  35. Know Your Audience • The O.K. sign and ” I Got your nose sign” as used in the US is considered obscene to the Guatemalans, O.K. means money to the Japanese • Latin American people are warm and friendly and make a lot of physical contact. They often touch shoulders or hold another’s arm, to withdraw from such a contact is considered insulting • Some western gestures convey nothing to the Japanese: shrugging of the shoulders or wink of an eye between friends

  36. Know Your Audience • Mexican’s catch another’s attention in public with a “psst-psst” sound. This is not considered rude. • Avoid slang or jargon, especially figures of speech, use short simple sentences, and pause often to make sure that your exact words are understood. • JAPAN-Do Not Touch

  37. Know Your Audience-Resources • http://www.executiveplanet.com/index2.jsp • tips for U.S. business travellers on foreign culture and etiquette for selected countries • http://www.hbcollege.com/management/students/bus_etiquette.htm • Test you business etiquette

  38. The Bottom Line • Tailor the method of delivery to the expected performance and the patient. • Understand we are a melting pot of countries/ethnicities • People that have an accent or don’t speak English are not stupid nor are they hard of hearing • Be sensitive and understanding, remember what you are there to do • Develop treatment plan specific for each patient

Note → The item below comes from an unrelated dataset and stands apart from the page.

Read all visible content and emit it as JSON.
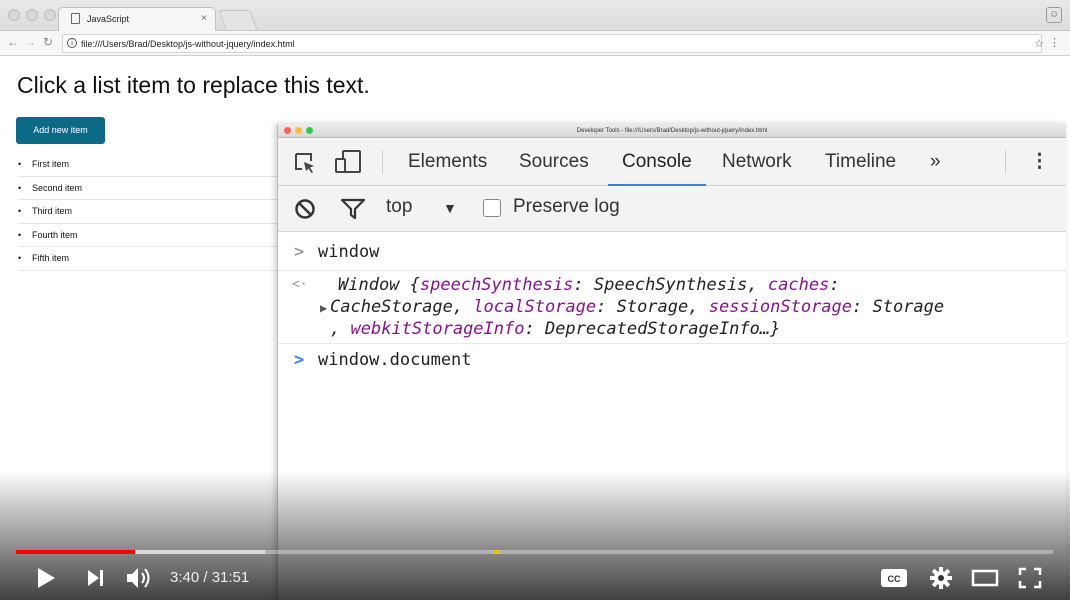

  39. Training: techniques and tools • Identify methods to better interact/communicate • Group Response System (Poll-the-Audience) • Great tool to teach/train/educate other healthcare providers

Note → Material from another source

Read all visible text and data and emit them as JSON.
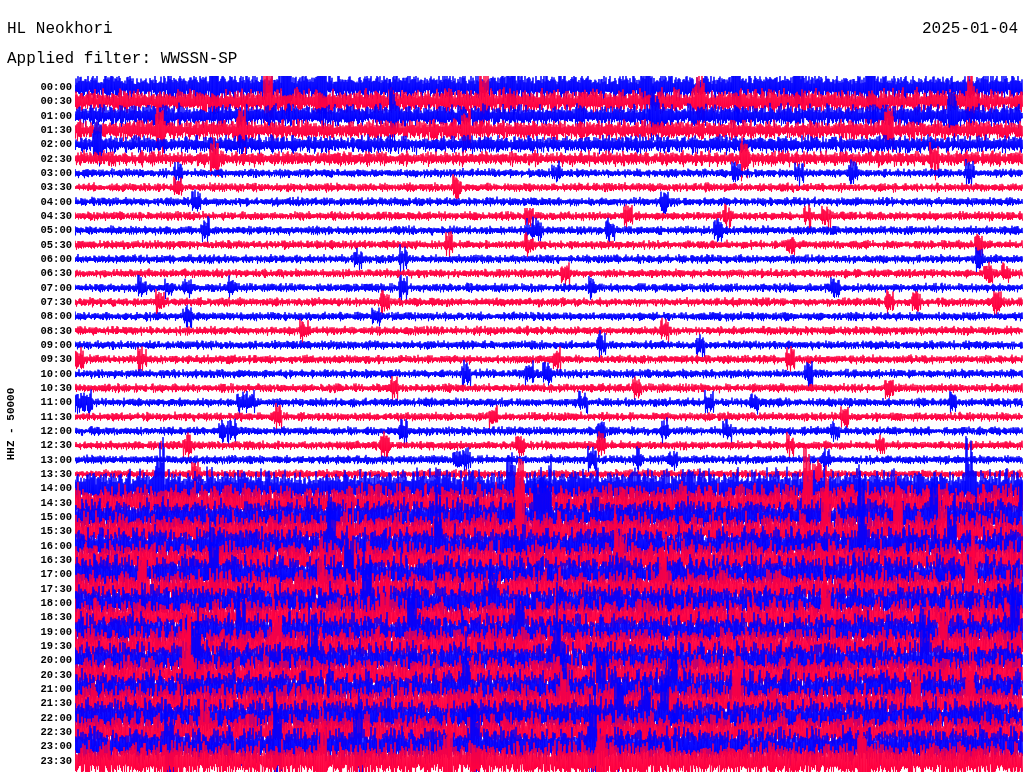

  40. The Bottom Line Tailor the method of delivery to the expected performance and the audience.

  41. GROUP RESPONSE SYSTEM

  42. GCP Training: techniques and tools • Assessment Testing: Pre/Post • Promote a consistent message among investigators and sponsor personnel. • Provide a global question and answer forum. • Know your SOPs, GCPs, ICH guidelines • Encourage open discussions • Keep focused • Work Hard Play Hard

  43. GCP Training: techniques and tools • Identify methods to better interact/communicate at Investigator Meetings • Group Response System (Poll-the-Audience)

  44. Training Resources • Example: www.raninstitute.com

  45. Software to spice up Training/Educating • Gameshow Pro3 Is That Your Final Answer Jeopardy / Family Feud / Tic Tac Toe game shows / Create Millionaire type games shows • Gameshow Presenter - software Create a game show with minimal expense • Classroom Bingo B-I-N-G-O makes classroom learning fun • http://www.trainerswarehouse.com • http://www.trainingsupersite.com Example

  46. Summary • Generate creative solutions to your challenges through thinking outside the box ideas • Enthusiasm, Understanding, Knowledgeable, Compliance : keys to who we are and who we can become • Know your audience • Reaching out to engage (get info) • Relating to their needs (give info) • Respond to their needs • Tailor the method of delivery to the expected performance

  47. Summary • PRESENTATION PRESENTATION PRESENTATION(Bill Cosby-Steak) • Great resources to make training fun!

  48. “You tell me, and I forget. You teach me, and I remember. You involve me, and I learn.” -Benjamin Franklin

  49. WORK HARD PLAY HARD • HAVE FUN! • MUSIC: Universal Language • KARAOKE! • http://www.vanbasco.com/ • Midi search engine/software • I want to leave you with just a note